#### How to complete this task:
Records appear below. Give all of them again, exactly.

#### Data shown:
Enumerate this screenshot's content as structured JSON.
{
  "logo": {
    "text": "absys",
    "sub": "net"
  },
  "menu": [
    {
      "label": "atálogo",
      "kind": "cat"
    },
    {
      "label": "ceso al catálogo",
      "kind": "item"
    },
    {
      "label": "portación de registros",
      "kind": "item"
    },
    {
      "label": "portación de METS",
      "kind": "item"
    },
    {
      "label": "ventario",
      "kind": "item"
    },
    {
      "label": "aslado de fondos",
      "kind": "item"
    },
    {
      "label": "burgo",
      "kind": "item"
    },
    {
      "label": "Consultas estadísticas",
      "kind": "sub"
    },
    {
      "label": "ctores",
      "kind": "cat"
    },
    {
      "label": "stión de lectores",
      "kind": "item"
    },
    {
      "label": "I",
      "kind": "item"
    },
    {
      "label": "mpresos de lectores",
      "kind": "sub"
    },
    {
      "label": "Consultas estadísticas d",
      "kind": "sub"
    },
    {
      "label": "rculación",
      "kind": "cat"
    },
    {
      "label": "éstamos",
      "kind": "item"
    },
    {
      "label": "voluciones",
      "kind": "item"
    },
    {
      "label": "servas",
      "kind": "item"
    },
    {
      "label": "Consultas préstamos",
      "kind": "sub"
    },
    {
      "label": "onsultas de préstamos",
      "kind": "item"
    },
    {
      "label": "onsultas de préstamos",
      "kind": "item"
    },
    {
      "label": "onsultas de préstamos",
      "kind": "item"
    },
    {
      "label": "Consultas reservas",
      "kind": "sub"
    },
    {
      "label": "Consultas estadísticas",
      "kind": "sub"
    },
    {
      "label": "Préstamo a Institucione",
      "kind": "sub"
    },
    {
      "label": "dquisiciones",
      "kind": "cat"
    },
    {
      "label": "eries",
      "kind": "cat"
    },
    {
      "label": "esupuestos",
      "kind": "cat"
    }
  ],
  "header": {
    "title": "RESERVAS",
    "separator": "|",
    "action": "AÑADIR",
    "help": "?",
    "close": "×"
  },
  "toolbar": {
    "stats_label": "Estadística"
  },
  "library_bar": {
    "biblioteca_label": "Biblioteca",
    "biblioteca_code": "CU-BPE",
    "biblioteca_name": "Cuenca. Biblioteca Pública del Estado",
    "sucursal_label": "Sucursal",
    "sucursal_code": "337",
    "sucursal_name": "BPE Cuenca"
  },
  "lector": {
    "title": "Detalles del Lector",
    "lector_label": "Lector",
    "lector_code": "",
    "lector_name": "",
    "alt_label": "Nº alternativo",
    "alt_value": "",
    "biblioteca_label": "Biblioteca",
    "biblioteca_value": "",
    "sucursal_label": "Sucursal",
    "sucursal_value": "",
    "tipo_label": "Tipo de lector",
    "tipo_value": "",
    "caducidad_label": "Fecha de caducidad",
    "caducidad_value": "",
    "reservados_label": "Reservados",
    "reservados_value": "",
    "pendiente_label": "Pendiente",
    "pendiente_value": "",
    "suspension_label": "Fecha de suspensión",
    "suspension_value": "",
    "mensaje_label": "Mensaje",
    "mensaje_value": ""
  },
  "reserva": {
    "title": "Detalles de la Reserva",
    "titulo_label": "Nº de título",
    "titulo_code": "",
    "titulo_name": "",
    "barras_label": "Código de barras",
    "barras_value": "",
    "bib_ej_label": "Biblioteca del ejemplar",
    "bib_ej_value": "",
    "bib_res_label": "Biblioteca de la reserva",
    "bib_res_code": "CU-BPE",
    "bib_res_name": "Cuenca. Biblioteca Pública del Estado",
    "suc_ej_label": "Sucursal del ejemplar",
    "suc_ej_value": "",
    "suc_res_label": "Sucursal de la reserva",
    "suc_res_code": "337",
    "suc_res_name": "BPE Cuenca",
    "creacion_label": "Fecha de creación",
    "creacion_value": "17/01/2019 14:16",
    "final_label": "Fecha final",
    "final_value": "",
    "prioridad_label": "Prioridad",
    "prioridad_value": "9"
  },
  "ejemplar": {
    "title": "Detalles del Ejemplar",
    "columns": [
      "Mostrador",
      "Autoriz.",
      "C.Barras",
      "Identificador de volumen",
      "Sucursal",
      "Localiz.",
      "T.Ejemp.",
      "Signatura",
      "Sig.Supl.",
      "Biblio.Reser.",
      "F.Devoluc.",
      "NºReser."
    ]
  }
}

#### Written response:
Enumerate this screenshot's content as structured JSON.
{
  "logo": {
    "text": "absys",
    "sub": "net"
  },
  "menu": [
    {
      "label": "atálogo",
      "kind": "cat"
    },
    {
      "label": "ceso al catálogo",
      "kind": "item"
    },
    {
      "label": "portación de registros",
      "kind": "item"
    },
    {
      "label": "portación de METS",
      "kind": "item"
    },
    {
      "label": "ventario",
      "kind": "item"
    },
    {
      "label": "aslado de fondos",
      "kind": "item"
    },
    {
      "label": "burgo",
      "kind": "item"
    },
    {
      "label": "Consultas estadísticas",
      "kind": "sub"
    },
    {
      "label": "ctores",
      "kind": "cat"
    },
    {
      "label": "stión de lectores",
      "kind": "item"
    },
    {
      "label": "I",
      "kind": "item"
    },
    {
      "label": "mpresos de lectores",
      "kind": "sub"
    },
    {
      "label": "Consultas estadísticas d",
      "kind": "sub"
    },
    {
      "label": "rculación",
      "kind": "cat"
    },
    {
      "label": "éstamos",
      "kind": "item"
    },
    {
      "label": "voluciones",
      "kind": "item"
    },
    {
      "label": "servas",
      "kind": "item"
    },
    {
      "label": "Consultas préstamos",
      "kind": "sub"
    },
    {
      "label": "onsultas de préstamos",
      "kind": "item"
    },
    {
      "label": "onsultas de préstamos",
      "kind": "item"
    },
    {
      "label": "onsultas de préstamos",
      "kind": "item"
    },
    {
      "label": "Consultas reservas",
      "kind": "sub"
    },
    {
      "label": "Consultas estadísticas",
      "kind": "sub"
    },
    {
      "label": "Préstamo a Institucione",
      "kind": "sub"
    },
    {
      "label": "dquisiciones",
      "kind": "cat"
    },
    {
      "label": "eries",
      "kind": "cat"
    },
    {
      "label": "esupuestos",
      "kind": "cat"
    }
  ],
  "header": {
    "title": "RESERVAS",
    "separator": "|",
    "action": "AÑADIR",
    "help": "?",
    "close": "×"
  },
  "toolbar": {
    "stats_label": "Estadística"
  },
  "library_bar": {
    "biblioteca_label": "Biblioteca",
    "biblioteca_code": "CU-BPE",
    "biblioteca_name": "Cuenca. Biblioteca Pública del Estado",
    "sucursal_label": "Sucursal",
    "sucursal_code": "337",
    "sucursal_name": "BPE Cuenca"
  },
  "lector": {
    "title": "Detalles del Lector",
    "lector_label": "Lector",
    "lector_code": "",
    "lector_name": "",
    "alt_label": "Nº alternativo",
    "alt_value": "",
    "biblioteca_label": "Biblioteca",
    "biblioteca_value": "",
    "sucursal_label": "Sucursal",
    "sucursal_value": "",
    "tipo_label": "Tipo de lector",
    "tipo_value": "",
    "caducidad_label": "Fecha de caducidad",
    "caducidad_value": "",
    "reservados_label": "Reservados",
    "reservados_value": "",
    "pendiente_label": "Pendiente",
    "pendiente_value": "",
    "suspension_label": "Fecha de suspensión",
    "suspension_value": "",
    "mensaje_label": "Mensaje",
    "mensaje_value": ""
  },
  "reserva": {
    "title": "Detalles de la Reserva",
    "titulo_label": "Nº de título",
    "titulo_code": "",
    "titulo_name": "",
    "barras_label": "Código de barras",
    "barras_value": "",
    "bib_ej_label": "Biblioteca del ejemplar",
    "bib_ej_value": "",
    "bib_res_label": "Biblioteca de la reserva",
    "bib_res_code": "CU-BPE",
    "bib_res_name": "Cuenca. Biblioteca Pública del Estado",
    "suc_ej_label": "Sucursal del ejemplar",
    "suc_ej_value": "",
    "suc_res_label": "Sucursal de la reserva",
    "suc_res_code": "337",
    "suc_res_name": "BPE Cuenca",
    "creacion_label": "Fecha de creación",
    "creacion_value": "17/01/2019 14:16",
    "final_label": "Fecha final",
    "final_value": "",
    "prioridad_label": "Prioridad",
    "prioridad_value": "9"
  },
  "ejemplar": {
    "title": "Detalles del Ejemplar",
    "columns": [
      "Mostrador",
      "Autoriz.",
      "C.Barras",
      "Identificador de volumen",
      "Sucursal",
      "Localiz.",
      "T.Ejemp.",
      "Signatura",
      "Sig.Supl.",
      "Biblio.Reser.",
      "F.Devoluc.",
      "NºReser."
    ]
  }
}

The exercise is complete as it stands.